The Protestant Martyrs of Lewes
[dropcap]O[/dropcap]n 20th June 1556 Thomas Wood, described by John Foxe as a minister, and Thomas Miles were burned to death at Lewes for ‘resisting and denying the erroneous and heretical doctrines of the pretended Catholic Church of Rome’. There are so further details available, but the grounds of their condemnation prove that once again the faithfulness to God’s Word and the bold witnessing against error were the sole reasons for the death penalty.
The following is found in an old Lewes guide of 1832, published by Baxter: ‘On 20th June 1556, Thomas Wood a protestant Minister and Thomas Mills of Hellingly were burned together at the same spot (Lewes)’.
On the morning of 22nd June 1557 outside the Star Inn, Lewes preparations were made for an Auto-da-fé. In the vaults of the Star Inn, now the Town Hall of Lewes were ten prisoners, six men and four women. They were Richard Woodman and George Stevens of Warbleton, William Maynard and Thomasina Wood of Mayfield. Alexander Hosmer and Ann Ashdon of Rotherfield
Margery Morris and her son James Morris of Heathfield, Denis Burges of Buxted and Grove’s wife, possibly of Lewes.
Of these ten only Woodman and Hosmer were brought to trial. The others had been apprehended within the two or three days prior to their martyrdoms.

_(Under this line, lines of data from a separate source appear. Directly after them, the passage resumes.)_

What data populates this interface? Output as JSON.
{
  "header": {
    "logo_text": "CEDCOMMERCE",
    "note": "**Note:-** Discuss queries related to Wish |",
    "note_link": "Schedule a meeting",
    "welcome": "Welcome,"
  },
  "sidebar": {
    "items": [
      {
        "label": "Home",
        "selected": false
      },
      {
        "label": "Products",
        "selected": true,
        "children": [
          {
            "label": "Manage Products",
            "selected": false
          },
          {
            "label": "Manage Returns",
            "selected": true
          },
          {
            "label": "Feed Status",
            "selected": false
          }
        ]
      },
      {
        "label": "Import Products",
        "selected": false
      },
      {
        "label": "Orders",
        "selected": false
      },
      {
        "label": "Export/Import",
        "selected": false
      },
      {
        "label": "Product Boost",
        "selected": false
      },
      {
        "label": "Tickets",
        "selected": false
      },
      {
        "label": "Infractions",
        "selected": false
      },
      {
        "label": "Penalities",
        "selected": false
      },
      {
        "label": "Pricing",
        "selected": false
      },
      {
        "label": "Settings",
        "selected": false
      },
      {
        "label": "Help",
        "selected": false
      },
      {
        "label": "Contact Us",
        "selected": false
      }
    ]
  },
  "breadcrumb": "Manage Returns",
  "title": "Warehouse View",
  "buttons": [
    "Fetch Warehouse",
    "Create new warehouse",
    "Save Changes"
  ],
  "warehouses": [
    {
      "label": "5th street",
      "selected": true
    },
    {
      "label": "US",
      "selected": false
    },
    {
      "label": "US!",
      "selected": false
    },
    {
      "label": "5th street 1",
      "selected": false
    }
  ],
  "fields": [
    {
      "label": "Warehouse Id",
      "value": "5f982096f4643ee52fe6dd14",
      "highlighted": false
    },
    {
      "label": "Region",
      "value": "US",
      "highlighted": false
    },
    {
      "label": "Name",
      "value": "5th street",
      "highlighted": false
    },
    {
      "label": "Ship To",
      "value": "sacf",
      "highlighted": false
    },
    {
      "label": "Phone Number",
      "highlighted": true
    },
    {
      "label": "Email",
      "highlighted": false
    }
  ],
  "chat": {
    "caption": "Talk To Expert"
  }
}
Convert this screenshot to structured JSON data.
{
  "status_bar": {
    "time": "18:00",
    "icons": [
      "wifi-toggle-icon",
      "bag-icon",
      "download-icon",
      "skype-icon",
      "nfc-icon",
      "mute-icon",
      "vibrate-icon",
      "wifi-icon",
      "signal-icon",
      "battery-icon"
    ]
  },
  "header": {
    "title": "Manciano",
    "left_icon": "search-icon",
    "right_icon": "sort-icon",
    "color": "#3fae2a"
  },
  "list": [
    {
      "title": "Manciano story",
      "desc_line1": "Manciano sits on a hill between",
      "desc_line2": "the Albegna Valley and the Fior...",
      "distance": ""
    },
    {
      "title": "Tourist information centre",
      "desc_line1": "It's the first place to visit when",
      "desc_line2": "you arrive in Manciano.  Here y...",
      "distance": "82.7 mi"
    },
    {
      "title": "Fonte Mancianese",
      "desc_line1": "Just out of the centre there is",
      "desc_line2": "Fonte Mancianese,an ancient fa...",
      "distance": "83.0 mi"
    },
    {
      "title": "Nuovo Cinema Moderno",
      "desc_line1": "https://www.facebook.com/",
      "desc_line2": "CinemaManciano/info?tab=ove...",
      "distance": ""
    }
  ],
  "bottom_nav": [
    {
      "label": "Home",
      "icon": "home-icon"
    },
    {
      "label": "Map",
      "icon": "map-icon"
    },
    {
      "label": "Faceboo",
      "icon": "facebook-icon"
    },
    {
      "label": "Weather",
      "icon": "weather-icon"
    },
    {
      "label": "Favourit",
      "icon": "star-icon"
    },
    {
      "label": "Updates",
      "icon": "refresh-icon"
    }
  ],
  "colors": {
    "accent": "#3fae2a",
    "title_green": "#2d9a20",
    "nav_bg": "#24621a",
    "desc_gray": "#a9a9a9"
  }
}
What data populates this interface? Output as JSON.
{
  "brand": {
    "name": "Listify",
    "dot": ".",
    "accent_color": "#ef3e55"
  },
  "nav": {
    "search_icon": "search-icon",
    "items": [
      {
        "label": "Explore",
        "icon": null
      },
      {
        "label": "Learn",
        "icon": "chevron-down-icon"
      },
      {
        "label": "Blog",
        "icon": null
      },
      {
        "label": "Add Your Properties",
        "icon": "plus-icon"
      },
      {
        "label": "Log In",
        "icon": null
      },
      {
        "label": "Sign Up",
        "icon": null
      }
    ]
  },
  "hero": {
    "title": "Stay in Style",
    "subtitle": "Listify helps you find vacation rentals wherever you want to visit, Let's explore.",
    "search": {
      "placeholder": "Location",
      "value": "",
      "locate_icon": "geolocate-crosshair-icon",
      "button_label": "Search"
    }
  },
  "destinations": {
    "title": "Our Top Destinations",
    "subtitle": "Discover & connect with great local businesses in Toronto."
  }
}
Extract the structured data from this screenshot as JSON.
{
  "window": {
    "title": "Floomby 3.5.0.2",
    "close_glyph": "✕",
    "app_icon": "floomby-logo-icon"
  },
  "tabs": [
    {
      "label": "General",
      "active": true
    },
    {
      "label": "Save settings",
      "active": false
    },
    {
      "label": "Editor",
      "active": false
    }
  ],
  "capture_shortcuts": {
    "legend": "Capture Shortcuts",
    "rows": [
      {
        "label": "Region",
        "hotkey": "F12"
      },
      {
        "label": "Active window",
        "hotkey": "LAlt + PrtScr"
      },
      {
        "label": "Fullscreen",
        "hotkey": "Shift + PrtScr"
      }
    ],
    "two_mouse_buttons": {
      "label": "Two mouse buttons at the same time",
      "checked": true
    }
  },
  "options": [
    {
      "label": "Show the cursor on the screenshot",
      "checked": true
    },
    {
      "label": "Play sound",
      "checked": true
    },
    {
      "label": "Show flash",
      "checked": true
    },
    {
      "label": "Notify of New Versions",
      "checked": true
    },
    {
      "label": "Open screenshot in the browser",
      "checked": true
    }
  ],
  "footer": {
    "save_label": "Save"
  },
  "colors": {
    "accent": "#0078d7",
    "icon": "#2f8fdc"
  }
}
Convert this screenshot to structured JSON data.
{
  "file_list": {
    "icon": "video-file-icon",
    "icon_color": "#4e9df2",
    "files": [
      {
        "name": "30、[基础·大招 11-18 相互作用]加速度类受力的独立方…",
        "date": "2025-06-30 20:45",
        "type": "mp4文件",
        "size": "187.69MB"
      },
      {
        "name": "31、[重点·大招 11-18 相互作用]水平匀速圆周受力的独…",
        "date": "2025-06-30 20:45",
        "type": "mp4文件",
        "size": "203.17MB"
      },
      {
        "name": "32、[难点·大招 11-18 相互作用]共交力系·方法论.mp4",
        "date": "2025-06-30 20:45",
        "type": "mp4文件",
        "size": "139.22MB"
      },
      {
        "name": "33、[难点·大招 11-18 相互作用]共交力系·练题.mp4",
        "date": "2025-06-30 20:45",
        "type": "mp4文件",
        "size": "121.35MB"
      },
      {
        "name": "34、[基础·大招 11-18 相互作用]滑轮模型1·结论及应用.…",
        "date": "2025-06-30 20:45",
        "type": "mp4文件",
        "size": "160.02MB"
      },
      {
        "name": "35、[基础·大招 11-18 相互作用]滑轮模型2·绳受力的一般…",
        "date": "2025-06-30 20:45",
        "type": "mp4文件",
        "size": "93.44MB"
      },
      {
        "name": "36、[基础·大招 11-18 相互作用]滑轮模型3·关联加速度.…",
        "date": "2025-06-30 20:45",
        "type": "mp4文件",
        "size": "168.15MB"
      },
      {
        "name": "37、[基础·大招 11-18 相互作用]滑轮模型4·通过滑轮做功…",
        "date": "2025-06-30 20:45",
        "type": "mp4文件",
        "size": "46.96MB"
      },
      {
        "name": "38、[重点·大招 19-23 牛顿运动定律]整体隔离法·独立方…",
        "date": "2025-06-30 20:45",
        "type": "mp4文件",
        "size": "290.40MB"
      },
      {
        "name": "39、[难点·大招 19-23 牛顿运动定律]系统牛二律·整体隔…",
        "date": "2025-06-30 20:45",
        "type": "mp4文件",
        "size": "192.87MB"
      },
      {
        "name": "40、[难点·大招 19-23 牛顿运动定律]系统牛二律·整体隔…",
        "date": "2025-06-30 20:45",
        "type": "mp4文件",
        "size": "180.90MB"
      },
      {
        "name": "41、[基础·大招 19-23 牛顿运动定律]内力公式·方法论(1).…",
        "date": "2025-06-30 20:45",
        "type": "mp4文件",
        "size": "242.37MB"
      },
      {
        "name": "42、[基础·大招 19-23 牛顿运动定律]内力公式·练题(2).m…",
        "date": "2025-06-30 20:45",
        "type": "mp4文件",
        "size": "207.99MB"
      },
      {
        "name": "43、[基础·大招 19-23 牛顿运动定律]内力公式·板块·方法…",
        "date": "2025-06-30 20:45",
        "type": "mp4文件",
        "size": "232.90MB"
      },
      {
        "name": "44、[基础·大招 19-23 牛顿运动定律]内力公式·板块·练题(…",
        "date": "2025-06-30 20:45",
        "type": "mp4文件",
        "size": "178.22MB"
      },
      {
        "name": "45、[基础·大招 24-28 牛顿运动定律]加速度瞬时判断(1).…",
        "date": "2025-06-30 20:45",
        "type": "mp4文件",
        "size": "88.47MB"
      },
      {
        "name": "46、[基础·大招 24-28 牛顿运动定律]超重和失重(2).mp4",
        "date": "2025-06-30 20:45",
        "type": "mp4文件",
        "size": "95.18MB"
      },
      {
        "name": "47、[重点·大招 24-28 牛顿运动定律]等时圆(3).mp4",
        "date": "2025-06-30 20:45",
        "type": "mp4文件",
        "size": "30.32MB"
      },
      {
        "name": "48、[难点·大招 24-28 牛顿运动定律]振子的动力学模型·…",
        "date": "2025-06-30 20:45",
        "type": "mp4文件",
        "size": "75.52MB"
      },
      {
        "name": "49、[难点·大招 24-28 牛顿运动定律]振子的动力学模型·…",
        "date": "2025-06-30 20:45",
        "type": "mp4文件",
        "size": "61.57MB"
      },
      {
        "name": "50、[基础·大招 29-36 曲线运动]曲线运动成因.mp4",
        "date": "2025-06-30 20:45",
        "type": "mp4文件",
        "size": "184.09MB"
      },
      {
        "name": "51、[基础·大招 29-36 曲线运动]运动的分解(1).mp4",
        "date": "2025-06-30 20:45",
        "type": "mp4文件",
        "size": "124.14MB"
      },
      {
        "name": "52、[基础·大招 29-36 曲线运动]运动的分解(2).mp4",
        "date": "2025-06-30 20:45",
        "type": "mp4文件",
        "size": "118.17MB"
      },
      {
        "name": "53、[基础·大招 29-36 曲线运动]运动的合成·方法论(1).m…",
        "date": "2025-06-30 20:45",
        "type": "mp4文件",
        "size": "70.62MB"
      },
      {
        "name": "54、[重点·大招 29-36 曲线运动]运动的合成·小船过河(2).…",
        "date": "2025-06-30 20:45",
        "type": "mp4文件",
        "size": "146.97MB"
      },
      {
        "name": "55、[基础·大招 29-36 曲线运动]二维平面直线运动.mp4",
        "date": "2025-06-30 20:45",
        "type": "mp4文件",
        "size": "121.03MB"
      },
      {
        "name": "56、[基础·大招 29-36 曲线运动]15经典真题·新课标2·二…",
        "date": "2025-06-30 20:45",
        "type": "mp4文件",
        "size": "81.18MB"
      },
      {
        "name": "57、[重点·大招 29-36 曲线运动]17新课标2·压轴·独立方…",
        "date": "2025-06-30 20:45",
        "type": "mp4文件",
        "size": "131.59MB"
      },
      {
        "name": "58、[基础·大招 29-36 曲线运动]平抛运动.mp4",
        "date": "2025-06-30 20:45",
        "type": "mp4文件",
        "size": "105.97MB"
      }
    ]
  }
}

Without any authority or writ of condemnation from the proper authorities they were hurried to Lewes and together suffered in one fire.
Probably it was hoped that such a terrible spectacle would have the effect of crushing the spread of the Reformed Faith. However, as always, efforts to burn out the Truth of God only burnt it deeper in the hearts and affections of those who had experienced its power.